EU heads of state and government are planning to meet with Pope Francis in Rome on 24 March, ahead of a summit expected to provide a vision for the future of the EU after Brexit, diplomats told euractiv.com.
On the occasion of the 60th anniversary of the Rome Treaties, EU leaders will hold a summit in the Italian capital on 25 March with the hope of creating a new positive vision for the Union, which is faced with multiple crises.
But the day before, they will meet with Pope Francis in the Vatican.
Prime Minister of Malta Joseph Muscat mentioned on Monday (27 February) a possible meeting with the Pope, which in his words would “provide leadership that politicians miss” in the context of the historic date of the Rome anniversary.
“I do think he [Pope Francis] is the ultimate world leader that within the circumstances has the skills and the vision to say things that transcend the obvious and banalities we all say in politics,” Muscat said. With a smile, he added “this comes from a Socialist”.
Muscat made the remarks at a think tank forum in Valletta dedicated to the EU’s neighbourhood relations, organised by the Jacques Delors Institute (JDI).
Yves Bertoncini, director of JDI, told EURACTIV that after Barack Obama left office, Pope Francis was the only moral authority to provide guidance to EU leaders.

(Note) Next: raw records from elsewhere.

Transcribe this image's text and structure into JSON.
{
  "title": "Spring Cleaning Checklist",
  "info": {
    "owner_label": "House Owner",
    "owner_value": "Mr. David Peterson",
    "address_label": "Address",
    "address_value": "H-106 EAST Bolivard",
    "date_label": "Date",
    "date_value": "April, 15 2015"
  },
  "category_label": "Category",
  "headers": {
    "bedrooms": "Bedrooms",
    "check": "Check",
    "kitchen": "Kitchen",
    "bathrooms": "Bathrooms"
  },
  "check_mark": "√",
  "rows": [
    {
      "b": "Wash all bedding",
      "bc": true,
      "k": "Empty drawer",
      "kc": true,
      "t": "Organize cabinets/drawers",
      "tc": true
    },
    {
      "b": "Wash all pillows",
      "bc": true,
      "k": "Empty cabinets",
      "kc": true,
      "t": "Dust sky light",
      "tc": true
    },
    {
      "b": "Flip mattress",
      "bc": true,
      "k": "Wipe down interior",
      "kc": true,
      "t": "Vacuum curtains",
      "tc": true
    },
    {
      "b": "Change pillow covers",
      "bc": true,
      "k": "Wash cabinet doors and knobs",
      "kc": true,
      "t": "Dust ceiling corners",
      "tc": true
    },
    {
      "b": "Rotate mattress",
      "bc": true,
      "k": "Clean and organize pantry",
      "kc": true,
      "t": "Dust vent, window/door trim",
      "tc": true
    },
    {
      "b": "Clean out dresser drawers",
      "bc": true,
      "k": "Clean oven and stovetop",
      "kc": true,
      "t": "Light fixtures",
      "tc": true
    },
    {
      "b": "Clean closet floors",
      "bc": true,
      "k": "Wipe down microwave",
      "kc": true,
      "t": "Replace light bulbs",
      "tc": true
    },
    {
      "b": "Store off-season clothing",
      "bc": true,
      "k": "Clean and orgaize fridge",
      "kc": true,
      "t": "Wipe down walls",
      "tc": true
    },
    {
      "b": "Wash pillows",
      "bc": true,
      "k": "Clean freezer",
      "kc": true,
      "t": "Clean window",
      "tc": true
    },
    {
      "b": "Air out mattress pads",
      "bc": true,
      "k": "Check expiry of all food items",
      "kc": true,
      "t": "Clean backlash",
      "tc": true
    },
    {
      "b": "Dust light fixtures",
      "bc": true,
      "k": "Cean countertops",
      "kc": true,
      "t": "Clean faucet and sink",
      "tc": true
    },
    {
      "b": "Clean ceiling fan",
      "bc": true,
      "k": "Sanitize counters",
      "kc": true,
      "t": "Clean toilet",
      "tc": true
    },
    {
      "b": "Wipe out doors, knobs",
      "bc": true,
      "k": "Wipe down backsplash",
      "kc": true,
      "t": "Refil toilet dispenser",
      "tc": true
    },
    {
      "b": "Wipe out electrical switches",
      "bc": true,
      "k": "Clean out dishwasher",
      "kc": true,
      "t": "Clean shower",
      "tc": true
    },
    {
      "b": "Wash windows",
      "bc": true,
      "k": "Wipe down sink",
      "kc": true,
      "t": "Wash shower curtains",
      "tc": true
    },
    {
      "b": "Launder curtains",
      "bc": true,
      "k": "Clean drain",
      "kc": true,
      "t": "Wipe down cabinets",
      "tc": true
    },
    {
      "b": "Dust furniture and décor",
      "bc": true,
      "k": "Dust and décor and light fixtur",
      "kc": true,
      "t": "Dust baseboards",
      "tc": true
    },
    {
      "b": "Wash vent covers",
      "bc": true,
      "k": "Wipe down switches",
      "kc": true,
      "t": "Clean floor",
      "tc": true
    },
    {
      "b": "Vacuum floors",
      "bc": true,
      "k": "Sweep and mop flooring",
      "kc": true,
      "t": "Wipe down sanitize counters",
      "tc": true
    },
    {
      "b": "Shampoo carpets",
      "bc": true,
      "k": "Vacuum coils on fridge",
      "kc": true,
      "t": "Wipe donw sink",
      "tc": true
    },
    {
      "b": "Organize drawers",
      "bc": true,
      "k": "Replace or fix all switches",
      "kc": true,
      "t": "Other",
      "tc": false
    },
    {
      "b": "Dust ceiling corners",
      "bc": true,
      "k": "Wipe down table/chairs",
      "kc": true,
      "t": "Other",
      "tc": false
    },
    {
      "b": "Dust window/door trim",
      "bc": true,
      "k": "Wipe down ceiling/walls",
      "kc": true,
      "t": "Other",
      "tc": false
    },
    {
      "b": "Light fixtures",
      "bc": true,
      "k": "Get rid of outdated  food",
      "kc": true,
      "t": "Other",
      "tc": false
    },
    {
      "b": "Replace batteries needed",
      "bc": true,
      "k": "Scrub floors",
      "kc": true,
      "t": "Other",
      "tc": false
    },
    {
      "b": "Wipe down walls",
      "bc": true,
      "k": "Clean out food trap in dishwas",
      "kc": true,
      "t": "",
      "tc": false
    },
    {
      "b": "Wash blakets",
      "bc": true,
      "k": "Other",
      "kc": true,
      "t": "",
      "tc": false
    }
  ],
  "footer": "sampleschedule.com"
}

Diplomats told EURACTIV that the idea of EU leaders meeting Pope Francis was floated some time ago and that it received a positive response.
Pope Francis addressed the European Parliament in November 2014 urging Europe to create jobs and not allow the bureaucracy of its institutions to suffocate the ideals that once made it vibrant.
Francis told MEPs Europe needed new impetus and energy, saying it often seemed “somewhat elderly and haggard”, comparing it to a grandmother who is no longer fertile and full of life.
“As a result, the great ideas which once inspired Europe seem to have lost their attraction, only to be replaced by the bureaucratic technicalities of its institutions,” he said.
He also told Europe’s leaders to do more to help thousands of migrants risking their lives trying to get into the continent, saying they had to stop the Mediterranean becoming “a vast cemetery”.
Pope Francis is reportedly studying the possibility of a visit to South Sudan, where according to the EU, 100,000 people now face starvation, although other aid agencies, such as Save the Children, put the figure even higher.
He has helped restore full diplomatic relations between Cuba and the United States, visited Israel and received Palestinian leader Mahmoud Abbas in the Vatican, visited Armenia and Azerbaijan, two countries in the EU neighbourhood technically at war with each other.
Pope Francis was awarded the Charlemagne Prize on 6 May 2016. The prize is awarded to people who are seen to have furthered the cause of European unification.